The OpenSuSE Project announced today that openSUSE Leap 15 is available for download as 64-bit installation images, which users would need to write on USB flash drives or DVDs to install the operating system on their personal computers. However, the openSUSE Leap 15 operating system also comes preloaded with the TUXEDO InfinityBook Pro 13 laptop we reviewed last year and Linode cloud images.

"Today’s public release of Leap 15 aren’t only released as DVD and Network ISO: Linode and hardware vendor TUXEDO Computers have cloud images through of Leap ready, too. While the brand new TUXEDO InfinityBook Pro 13 is immediately available with Leap 15 preinstalled and ready-to-run, Linode has Leap available for all infrastructure needs," said openSUSE Project's Douglas DeMaio in today's announcement.

Read more

Syndicate content

More in Tux Machines

Librem 13: A few problems

I bought my old Lenovo Thinkpad X1 Carbon (1st gen.) when I entered grad school for my Master's program, in 2012. And after six years, the Thinkpad still ran well, but it was getting old, so I figured it was time for a change. I went back and forth about what kind of system should replace my laptop. I don't travel that much, so I figured a desktop would be better. And I could get a bigger screen. After going back and forth on the decision, I decided to get a laptop. I don't often travel with a laptop, but when I do, I prefer to use my primary system so I don't have to keep things synced. Of course, I wanted my system to run Linux. Purism is aimed at the Linux laptop market, and I wanted to support that. So I bought a Librem 13. I've had it now for about a week, and I love it now. But I'll be honest, I didn't love it right out of the box. I'd like to note two issues for folks who are thinking about getting a Librem laptop, so you aren't surprised like I was. Read more

Linux 4.17-rc7

So this week wasn't as calm as the previous weeks have been, but despite that I suspect this is the last rc. This week we had the whole "spectre v4" thing, and yes, the fallout from that shows up as part of the patch and commit log. But it's not actually dominant: the patch is pretty evenly one third arch updates, one third networking updates, and one third "rest". The arch updates are largely - although not exclusively - spectre v4. The networking stuff is mostly network drivers, but there's some core networking too. And "the rest" is just that - misc drivers (rdma, gpu, other), documentation, some vfs, vm, bpf, tooling.. The bulk of it is really pretty trivial one-liners, and nothing looks particularly scary. Let's see how next week looks, but if nothing really happens I suspect we can make do without an rc8. Shortlog appended as usual. Go out and test. Read more

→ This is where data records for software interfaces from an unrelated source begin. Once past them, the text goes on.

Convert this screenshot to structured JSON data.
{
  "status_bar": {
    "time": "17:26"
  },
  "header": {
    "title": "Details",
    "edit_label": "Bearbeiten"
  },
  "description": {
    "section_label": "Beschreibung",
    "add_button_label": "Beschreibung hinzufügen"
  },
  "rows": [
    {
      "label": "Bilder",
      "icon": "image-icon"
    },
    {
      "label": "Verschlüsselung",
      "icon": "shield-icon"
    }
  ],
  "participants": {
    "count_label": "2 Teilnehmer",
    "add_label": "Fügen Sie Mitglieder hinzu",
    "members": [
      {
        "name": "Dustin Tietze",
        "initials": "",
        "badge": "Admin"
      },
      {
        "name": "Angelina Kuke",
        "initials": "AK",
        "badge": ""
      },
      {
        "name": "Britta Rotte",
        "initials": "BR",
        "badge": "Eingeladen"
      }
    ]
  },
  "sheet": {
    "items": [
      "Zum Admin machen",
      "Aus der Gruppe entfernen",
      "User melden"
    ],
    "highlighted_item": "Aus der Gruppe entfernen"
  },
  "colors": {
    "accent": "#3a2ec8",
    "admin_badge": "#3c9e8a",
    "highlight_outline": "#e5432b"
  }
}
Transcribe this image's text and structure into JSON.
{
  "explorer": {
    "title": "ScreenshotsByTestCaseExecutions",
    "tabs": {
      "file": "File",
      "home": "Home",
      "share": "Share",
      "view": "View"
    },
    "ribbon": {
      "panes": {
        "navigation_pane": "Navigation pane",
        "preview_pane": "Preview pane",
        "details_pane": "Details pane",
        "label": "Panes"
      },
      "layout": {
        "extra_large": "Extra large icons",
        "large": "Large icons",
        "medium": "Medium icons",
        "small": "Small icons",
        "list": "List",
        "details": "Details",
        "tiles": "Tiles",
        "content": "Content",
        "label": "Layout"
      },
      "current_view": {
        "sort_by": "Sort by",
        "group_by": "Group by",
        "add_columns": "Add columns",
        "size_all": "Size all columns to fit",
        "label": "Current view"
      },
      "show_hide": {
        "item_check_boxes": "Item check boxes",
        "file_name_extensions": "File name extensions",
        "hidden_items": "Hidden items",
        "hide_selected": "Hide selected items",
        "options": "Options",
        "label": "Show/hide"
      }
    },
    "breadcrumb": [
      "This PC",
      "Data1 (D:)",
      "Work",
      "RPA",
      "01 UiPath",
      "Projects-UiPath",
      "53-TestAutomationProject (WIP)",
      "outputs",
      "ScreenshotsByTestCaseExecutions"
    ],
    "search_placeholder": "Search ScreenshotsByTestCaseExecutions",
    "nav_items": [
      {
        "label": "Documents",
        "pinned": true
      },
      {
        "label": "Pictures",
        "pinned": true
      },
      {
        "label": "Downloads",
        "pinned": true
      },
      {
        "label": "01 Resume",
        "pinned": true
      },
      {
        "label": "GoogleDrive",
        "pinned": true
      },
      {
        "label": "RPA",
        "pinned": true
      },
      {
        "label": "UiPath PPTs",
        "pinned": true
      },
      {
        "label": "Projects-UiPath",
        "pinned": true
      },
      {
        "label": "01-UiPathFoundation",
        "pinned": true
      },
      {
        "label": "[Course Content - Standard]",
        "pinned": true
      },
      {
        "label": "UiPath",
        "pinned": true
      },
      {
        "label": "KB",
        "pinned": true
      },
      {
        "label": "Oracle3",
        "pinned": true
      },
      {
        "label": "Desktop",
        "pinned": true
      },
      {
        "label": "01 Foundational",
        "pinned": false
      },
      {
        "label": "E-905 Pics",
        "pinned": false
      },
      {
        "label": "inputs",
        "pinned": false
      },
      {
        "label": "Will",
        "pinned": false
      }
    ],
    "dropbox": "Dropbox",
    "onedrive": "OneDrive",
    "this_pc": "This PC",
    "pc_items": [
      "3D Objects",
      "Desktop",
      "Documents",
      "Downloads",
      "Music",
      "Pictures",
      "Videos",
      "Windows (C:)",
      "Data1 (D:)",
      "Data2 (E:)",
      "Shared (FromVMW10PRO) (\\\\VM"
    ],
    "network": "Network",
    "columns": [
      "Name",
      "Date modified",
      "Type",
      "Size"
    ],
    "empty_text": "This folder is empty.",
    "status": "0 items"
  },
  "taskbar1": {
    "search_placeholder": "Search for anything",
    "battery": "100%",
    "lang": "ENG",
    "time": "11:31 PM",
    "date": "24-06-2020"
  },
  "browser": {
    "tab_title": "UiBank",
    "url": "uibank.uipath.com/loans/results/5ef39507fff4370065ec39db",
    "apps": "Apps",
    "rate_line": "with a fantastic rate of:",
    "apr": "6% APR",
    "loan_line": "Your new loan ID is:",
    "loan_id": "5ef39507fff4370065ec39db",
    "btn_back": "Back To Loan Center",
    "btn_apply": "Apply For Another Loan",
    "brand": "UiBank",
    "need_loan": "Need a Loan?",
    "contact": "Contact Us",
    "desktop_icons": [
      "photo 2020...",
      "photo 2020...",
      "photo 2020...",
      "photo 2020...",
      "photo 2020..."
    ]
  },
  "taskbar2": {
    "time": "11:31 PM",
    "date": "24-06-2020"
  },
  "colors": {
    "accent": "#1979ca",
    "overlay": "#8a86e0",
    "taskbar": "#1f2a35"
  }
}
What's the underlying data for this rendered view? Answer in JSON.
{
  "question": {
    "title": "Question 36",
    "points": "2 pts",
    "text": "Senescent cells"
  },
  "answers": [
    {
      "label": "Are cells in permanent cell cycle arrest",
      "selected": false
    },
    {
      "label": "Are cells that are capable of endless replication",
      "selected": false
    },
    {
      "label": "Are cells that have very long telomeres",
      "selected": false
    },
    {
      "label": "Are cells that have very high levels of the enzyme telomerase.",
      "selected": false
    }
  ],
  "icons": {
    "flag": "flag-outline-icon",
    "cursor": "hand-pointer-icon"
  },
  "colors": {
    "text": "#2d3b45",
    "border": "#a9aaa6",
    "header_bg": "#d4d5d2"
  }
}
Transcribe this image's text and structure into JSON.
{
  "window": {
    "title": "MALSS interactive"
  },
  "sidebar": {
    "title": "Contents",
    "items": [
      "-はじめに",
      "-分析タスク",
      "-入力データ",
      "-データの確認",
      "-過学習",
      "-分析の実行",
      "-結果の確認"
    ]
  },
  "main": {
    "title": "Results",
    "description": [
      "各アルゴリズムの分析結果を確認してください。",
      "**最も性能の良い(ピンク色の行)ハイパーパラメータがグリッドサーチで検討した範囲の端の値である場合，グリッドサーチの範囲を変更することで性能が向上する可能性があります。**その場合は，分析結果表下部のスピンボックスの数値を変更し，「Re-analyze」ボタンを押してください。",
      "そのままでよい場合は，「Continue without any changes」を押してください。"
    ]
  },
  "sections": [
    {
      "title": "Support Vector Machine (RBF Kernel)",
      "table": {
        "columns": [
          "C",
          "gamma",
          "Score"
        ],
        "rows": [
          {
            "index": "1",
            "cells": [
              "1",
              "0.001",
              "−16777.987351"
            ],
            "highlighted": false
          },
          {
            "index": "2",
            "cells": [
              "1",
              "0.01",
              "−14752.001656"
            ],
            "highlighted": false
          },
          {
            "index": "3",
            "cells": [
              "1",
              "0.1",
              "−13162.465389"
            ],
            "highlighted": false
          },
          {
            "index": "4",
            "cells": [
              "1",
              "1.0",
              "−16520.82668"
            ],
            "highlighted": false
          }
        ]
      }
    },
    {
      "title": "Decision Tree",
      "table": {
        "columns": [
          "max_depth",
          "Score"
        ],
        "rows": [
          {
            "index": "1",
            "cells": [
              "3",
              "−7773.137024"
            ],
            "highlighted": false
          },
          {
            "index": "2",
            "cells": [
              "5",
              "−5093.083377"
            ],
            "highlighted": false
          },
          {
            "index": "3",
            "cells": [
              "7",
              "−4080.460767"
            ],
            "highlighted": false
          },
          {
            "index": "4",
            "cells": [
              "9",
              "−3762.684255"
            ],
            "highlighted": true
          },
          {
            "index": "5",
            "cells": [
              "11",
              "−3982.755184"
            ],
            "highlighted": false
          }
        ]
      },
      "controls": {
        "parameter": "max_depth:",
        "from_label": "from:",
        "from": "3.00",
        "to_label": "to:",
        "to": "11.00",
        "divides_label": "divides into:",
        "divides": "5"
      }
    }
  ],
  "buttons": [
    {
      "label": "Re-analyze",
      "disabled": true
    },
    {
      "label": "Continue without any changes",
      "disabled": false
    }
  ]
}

Today in Techrights

Libre Hardware

  • Flash your Libre Firmware with a Libre Programmer
    Whether or not you personally agree with all the ideals of the Free Software Foundation (FSF), you’ve got to give them credit: they don’t mess around. They started by laying the groundwork for a free and open source operating system, then once that dream was realized, started pushing the idea of replacing proprietary BIOS firmware with an open alternative such as Libreboot. But apparently, even that’s not enough, as there’s still more freedom to be had. We’re playing 4D Libre Chess now, folks. [...] Luckily, the FSF has just awarded the Zerocat Chipflasher their “Respects Your Freedom” certification, meaning every element of the product is released under a free license for your hacking enjoyment.
  • Coreboot Picks Up Support For Another Eight Year Old Intel Motherboard
    If by chance you happen to have an Intel DG41WV motherboard, it's now supported by mainline Coreboot so you can free the system down to the BIOS. The DG41WV motherboard comes from the LGA-775 days with an Intel G41 Eaglelake chipset back when DDR3-1066 was great, motherboards topped out with 4GB of RAM, four USB 2.0 ports were suitable, and motherboard PCBs were much less fashionable. The DG41WV was a micro-ATX board and a decent choice for the times to pair with a CPU like the Core 2 Duo or Core 2 Quad.